Published December 12, 2007 by
While your friends and family members are eagerly brainstorming baby gift ideas, your body is going to be busy making some drastic changes! Conception occurs two weeks after the women's last menstrual period. The egg and the sperm fuse to produce one cell. In the first three months, or trimester, the embryo takes shape and all the organs are formed. In the last six months, the fetus grows and matures.
In the first weeks after conception, the single cell rapidly divides into many cells. A hollow ball of cells is formed and becomes attached to the womb. Some of the cells will become the placenta; the rest will become the embryo. The latter group of cells develops into a four-layered disc. Each layer will be converted into different areas of the body. The outer layer of ectoderm, for example will develop into skin, hair, nails and the nervous system. The inner layer, or endoderm, will develop into the intestines and lungs. The middle layers will develop into the heart, bones, and muscles.

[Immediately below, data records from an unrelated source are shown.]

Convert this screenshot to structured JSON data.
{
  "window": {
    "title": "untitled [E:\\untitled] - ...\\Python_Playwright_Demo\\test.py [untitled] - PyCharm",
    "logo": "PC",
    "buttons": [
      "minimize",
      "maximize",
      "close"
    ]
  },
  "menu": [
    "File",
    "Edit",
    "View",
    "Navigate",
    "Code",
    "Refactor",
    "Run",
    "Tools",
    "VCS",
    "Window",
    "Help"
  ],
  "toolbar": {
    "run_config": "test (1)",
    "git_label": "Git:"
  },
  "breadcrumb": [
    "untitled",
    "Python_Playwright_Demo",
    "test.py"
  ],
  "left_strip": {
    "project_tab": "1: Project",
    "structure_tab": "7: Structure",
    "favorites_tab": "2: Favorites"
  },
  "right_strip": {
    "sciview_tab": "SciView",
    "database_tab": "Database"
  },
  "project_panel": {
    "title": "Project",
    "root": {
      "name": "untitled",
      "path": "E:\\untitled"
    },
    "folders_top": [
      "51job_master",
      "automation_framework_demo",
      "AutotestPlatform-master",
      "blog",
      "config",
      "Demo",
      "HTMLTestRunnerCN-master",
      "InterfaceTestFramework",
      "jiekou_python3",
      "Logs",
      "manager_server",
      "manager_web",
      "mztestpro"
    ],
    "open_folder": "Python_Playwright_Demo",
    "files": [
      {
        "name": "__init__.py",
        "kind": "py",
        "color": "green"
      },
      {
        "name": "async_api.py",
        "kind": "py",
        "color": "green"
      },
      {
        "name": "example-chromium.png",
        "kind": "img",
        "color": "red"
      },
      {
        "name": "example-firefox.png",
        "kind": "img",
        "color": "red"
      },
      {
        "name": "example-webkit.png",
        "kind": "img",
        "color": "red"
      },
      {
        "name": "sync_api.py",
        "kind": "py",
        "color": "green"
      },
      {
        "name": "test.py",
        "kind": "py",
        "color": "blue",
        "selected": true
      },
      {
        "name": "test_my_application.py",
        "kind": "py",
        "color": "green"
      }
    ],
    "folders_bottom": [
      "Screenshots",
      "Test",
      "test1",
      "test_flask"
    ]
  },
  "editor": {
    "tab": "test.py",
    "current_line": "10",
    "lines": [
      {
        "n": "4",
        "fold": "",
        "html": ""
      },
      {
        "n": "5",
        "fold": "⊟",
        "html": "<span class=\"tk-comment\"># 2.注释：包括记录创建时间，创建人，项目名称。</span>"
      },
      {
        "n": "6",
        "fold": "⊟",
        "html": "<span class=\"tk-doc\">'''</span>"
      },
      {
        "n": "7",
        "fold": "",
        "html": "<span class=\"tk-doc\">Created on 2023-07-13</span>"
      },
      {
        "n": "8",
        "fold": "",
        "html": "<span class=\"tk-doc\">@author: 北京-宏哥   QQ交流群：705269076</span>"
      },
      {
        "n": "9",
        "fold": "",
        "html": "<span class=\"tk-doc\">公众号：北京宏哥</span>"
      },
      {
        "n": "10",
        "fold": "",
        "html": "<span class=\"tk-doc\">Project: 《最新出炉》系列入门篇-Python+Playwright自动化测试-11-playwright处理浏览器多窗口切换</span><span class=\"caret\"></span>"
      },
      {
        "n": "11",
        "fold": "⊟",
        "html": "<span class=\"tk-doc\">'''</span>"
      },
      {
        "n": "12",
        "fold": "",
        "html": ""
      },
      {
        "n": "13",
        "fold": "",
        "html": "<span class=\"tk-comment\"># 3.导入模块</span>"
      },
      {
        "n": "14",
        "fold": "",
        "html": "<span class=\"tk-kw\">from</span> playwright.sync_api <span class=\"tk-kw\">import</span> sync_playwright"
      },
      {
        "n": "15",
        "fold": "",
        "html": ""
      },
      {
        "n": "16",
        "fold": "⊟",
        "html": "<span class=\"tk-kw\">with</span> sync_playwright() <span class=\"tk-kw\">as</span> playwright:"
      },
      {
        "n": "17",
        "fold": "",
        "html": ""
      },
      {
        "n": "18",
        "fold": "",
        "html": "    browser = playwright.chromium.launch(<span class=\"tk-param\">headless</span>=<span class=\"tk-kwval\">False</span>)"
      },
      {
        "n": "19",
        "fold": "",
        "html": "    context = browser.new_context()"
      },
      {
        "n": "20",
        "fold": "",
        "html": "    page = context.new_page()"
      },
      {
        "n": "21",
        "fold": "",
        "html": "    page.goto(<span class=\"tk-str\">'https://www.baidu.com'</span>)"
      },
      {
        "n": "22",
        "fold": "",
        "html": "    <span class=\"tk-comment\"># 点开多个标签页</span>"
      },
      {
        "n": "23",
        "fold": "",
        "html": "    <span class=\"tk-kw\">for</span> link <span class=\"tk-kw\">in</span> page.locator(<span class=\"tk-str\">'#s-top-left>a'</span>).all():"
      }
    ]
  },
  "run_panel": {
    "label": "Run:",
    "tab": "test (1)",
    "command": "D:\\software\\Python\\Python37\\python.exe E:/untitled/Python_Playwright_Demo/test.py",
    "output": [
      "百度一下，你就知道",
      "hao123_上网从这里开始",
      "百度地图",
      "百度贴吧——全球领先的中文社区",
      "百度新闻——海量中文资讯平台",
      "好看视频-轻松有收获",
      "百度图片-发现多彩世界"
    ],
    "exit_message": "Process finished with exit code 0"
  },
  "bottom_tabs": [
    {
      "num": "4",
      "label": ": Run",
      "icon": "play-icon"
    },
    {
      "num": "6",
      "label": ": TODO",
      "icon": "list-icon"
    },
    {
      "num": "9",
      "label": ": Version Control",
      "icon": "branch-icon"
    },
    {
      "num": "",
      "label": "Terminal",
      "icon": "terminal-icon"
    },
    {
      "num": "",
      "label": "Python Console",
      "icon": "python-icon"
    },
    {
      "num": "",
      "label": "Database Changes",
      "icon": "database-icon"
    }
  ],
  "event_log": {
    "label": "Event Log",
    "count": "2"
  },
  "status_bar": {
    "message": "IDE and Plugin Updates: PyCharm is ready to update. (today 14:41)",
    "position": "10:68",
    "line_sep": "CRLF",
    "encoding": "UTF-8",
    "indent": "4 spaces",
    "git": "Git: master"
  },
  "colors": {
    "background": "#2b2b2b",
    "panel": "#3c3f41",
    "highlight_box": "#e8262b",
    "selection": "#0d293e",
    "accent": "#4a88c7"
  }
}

By three weeks after fertilization, or about one week after the first period is missed, the embryo already is one-tenth of an inch long and has an oval shape. In the next few weeks, it becomes more curved in shape and a head and tail are discernible. The beginning of the spinal cord and brain take shape. A tubular heart begins to form. Tiny eyes can be seen. Arms and legs begin to bud.
By the fourth week after fertilization, traces of all the organs of the body are present. Bulges that become the ears and nose appear. The gut is formed from blind pouches within the embryo; these push forward, creating an opening in the head that will become the mouth. A crude face begins to take shape. At this point, the embryo is only one quarter of an inch long.
The embryo is called a fetus at the seventh or eighth week. It has grown to be the length of one inch; the head is disproportionately large because of the size of the developing brain, while the abdomen seems large because of the growing liver. Fingers and toes appear. The rudiments of all the hormone- producing glands-the pituitary, thyroid, and the adrenal glands-are present. Amazingly, the tiny heart begins to beat.
By the end of the third month, the fetus is two to three inches long and weighs less than an ounce. Nails form on the fingers and toes. The bones begin to calcify. The male or female sex organs begin to develop. The tooth buds form in the mouth. The fetus begins to make breathing movements and starts to swallow amniotic fluid. The muscles in the intestines begin to contract and relax, as if digesting food. Skeletal muscles begin to work as well, so the fetus can move to response to local pressure.
Although the organs are present by the end of the first trimester, the fetus is not yet able to live outside the mother's body. The second trimester is devoted to primarily to maturation of the organs. By the fourth month, the fetus moves spontaneously but is too small for the mother to feel. The fetus is four to five inches long and weighs three ounces.
By the fifth month, however, the baby is six inches long and weighs one half pound, and is strong enough to make his presence felt. The mother's perception of the baby's movement is known as quickening. In the fifth or sixth month, the body becomes covered in fine hair, or lanugo and coarse hair appears on the head.
The baby is fully developed by the beginning of the third trimester. The last three months, therefore, are devoted to growth. The baby is about ten inches long and weighs one to two pounds by the seventh month. The skin is red, wrinkled and thin. It becomes covered in vernix, a thick, whit, sticky material composed of skin cells, ` and oily skin secretions. If the baby were born at this time, he would have a fifty percent chance of survival, provided he received appropriate medical care. Babies born this early can respond to taste, light, and sound.
If the baby is born in the eighth month of gestation, his chance of survival increases to ninety percent. By this time, he is ten to twelve inches long and weighs three to four pounds.
The final preparations for independent existence occur during the ninth month. Surfactant, a substance that lines the lungs and allows them to expand easily, develops. Fat is stored, and its deposition under the skin smooths out the wrinkles. Much of the lanugo disappears.
By the final month of pregnancy, the fetus is usually fourteen to sixteen inches long and weighs seven to eight pounds. He is large and strong enough for the next step-birth and independent life. That one cell has come a long way, from embryo, to fetus, to newborn baby.